Read our E3 preview to find out what we thought of it.
When will Bleeding Edge be released?
A release date for Bleeding Edge has now been confirmed - 24 March 2020.
A series of technical alphas have been held since initial unveiling at E3 in June, allowing Xbox One players to sample early builds of the game.
What platforms will Bleeding Edge be playable on?
Perhaps unsurprisingly, the game will only be available on Microsoft-supported hardware, so you'll have to own an Xbox One or Windows PC to play. For the latter, you can choose from Steam or the Microsoft Store.
We'd also expect it to make its way to the upcoming next-gen Xbox console, currently codenamed Project Scarlett.
How much will the game cost?
You can currently pre-order Bleeding Edge from Steam and the Microsoft Store for £24.99. Buying ahead of time will also get you access to one of the closed betas at the time of writing - 14 February and 13 March.
Latest Bleeding Edge trailer
The latest trailer was shared alongside news of its release date in November 2019:
Previously, we got our first look at the game at E3 2019.

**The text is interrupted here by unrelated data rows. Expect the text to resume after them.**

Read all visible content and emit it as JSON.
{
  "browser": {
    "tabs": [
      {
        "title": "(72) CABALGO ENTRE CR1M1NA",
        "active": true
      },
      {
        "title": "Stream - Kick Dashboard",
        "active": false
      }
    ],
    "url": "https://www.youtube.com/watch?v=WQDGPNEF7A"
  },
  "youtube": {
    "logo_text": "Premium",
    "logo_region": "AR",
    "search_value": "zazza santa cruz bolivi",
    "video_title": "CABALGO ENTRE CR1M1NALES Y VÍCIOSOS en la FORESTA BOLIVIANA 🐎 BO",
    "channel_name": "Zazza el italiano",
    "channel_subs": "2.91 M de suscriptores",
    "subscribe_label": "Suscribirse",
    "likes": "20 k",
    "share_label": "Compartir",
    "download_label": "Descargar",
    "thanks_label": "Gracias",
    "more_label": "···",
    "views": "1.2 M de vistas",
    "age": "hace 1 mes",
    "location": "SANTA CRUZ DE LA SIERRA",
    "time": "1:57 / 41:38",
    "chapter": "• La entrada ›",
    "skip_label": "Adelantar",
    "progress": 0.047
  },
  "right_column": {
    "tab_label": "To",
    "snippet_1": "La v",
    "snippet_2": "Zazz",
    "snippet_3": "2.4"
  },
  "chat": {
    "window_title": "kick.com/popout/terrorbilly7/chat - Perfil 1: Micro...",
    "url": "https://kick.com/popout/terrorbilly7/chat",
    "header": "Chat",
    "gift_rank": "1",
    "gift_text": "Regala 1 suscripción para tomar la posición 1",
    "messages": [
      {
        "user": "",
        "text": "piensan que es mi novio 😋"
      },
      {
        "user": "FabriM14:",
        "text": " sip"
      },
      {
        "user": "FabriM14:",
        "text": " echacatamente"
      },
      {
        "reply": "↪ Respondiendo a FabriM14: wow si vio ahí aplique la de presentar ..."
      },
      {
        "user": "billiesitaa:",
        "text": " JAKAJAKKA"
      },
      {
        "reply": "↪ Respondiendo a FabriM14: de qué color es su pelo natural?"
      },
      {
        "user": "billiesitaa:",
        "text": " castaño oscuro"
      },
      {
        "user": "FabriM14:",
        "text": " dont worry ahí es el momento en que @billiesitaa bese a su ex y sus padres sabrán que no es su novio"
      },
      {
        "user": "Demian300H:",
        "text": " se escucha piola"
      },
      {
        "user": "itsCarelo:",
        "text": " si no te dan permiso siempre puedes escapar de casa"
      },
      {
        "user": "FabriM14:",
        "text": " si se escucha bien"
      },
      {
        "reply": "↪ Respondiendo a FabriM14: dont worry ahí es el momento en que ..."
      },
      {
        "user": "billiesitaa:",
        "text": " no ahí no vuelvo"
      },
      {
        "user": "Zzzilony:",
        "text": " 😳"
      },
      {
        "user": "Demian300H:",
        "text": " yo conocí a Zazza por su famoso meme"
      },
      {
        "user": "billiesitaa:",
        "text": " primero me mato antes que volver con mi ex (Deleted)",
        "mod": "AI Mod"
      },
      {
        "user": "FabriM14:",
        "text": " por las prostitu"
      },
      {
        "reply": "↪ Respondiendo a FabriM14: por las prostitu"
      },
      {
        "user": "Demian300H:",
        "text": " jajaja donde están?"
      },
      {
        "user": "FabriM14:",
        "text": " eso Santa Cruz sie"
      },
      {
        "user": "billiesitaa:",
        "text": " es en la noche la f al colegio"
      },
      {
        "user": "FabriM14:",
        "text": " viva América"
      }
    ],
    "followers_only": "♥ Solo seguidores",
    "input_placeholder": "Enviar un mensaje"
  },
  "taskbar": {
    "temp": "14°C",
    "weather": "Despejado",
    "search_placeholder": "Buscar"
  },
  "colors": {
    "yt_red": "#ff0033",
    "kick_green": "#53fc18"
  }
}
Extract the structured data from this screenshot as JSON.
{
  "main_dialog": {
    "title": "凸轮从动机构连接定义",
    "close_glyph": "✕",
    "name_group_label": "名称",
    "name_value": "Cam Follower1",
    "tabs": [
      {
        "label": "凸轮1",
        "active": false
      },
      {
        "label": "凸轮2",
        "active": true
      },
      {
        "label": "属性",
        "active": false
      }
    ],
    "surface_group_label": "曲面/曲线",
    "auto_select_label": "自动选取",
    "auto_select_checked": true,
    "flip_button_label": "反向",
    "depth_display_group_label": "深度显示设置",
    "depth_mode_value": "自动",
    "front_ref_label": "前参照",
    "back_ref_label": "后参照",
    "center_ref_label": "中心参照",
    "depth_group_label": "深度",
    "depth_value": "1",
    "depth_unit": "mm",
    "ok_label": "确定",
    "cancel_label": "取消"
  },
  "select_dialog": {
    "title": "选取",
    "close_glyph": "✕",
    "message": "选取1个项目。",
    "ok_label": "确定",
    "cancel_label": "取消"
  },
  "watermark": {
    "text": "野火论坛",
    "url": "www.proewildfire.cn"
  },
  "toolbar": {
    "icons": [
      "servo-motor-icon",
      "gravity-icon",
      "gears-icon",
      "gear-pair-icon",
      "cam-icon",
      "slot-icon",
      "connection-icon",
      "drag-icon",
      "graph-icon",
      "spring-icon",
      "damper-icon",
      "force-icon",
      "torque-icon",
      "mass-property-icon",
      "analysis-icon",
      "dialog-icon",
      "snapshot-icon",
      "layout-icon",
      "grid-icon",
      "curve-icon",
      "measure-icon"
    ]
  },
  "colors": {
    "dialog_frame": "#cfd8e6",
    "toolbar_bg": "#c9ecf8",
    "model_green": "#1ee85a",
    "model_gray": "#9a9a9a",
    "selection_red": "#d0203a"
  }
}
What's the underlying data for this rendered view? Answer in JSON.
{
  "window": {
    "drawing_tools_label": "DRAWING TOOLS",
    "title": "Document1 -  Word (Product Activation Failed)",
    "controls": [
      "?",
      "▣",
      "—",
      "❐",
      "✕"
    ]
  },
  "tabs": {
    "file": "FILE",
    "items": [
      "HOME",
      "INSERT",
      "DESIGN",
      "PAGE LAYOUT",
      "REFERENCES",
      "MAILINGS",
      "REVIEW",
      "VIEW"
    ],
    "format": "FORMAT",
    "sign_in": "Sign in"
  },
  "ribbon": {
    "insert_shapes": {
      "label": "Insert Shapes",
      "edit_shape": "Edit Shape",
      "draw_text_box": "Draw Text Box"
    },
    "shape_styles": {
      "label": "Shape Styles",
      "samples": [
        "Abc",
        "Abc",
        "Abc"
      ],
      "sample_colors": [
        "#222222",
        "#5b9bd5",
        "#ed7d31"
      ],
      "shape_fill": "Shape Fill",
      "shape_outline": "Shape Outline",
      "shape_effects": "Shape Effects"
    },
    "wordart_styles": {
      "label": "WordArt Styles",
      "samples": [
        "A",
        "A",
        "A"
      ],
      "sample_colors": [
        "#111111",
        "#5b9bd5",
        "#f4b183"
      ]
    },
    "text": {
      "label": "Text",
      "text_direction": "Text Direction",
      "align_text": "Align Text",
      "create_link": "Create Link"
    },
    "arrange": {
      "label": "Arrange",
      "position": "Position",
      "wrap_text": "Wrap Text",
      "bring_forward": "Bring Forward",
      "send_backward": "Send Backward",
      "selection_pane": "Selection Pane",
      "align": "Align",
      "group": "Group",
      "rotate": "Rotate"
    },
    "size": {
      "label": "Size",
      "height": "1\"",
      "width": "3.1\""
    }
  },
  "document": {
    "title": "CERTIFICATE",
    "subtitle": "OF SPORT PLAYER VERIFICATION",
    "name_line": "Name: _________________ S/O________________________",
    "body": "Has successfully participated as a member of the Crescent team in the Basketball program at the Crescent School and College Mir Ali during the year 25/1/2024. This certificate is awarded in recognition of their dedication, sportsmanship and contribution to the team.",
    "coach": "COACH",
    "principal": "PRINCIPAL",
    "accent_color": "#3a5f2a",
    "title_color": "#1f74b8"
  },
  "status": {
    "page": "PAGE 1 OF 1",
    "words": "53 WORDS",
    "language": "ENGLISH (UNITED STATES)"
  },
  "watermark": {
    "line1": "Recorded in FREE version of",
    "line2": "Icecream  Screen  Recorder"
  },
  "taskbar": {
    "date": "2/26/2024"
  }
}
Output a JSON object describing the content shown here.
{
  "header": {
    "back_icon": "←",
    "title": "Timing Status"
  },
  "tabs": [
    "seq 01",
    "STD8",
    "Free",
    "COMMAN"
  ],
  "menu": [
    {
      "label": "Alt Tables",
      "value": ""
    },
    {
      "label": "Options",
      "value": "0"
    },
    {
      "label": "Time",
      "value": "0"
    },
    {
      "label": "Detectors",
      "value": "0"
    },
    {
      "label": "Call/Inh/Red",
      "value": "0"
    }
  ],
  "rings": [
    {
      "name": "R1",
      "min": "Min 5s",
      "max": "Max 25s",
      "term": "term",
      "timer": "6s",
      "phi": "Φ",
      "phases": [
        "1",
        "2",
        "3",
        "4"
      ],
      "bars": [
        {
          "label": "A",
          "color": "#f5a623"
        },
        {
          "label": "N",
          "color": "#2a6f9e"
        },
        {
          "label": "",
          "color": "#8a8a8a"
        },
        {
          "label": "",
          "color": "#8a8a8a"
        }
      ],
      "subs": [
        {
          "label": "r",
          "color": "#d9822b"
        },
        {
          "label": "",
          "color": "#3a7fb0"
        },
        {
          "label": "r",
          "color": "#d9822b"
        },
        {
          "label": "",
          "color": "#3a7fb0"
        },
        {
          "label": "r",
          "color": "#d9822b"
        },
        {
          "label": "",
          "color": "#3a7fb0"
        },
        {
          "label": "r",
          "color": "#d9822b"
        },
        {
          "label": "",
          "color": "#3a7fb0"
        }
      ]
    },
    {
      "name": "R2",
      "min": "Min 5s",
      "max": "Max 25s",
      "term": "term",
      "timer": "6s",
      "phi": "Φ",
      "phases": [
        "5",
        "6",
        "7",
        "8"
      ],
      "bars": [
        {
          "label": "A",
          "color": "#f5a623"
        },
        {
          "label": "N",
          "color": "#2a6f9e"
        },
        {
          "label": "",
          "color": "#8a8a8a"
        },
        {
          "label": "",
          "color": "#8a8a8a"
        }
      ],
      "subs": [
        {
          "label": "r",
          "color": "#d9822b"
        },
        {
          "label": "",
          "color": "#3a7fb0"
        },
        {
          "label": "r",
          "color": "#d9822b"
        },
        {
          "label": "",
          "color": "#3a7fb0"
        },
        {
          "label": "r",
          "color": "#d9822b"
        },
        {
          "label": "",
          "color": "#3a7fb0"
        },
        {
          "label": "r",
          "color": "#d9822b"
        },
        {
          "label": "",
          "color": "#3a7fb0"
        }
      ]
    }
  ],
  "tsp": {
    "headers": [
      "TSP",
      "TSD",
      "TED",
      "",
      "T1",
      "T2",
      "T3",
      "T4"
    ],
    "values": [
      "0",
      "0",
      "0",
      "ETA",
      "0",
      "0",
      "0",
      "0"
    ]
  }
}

What can we expect from the game?
In Bleeding Edge, the player can choose from a huge range of weird and wonderful characters, including Buttercup, Makutu and Daemon.
Each come with their own mechanical enhancements for maximum destruction. This is a fantasy world where anything goes, so expect rideable missiles, detachable saw blade arms and shattering guitar solos aplenty.
However, there's a clue in the name - while much of this technology looks the part, its performance is not always reliable.
You'll notice a few similarities to Overwatch, not least with the eclectic lineup of heroes, but this game is specialising in melee combat as opposed to the first-person shooter. In fact, you'll be playing from a third-person perspective.
The primary mode will be 4v4 combat, so you'll have to work in teams to complement each other's skillset and defeat the opposition. While there will be offline modes, this game will be primarily focused on co-operating and competing with players online,
Ninja Theory's previous titles have focused primarily on single-player modes, so it remains to be seen how successful such a multiplayer-centric game can be.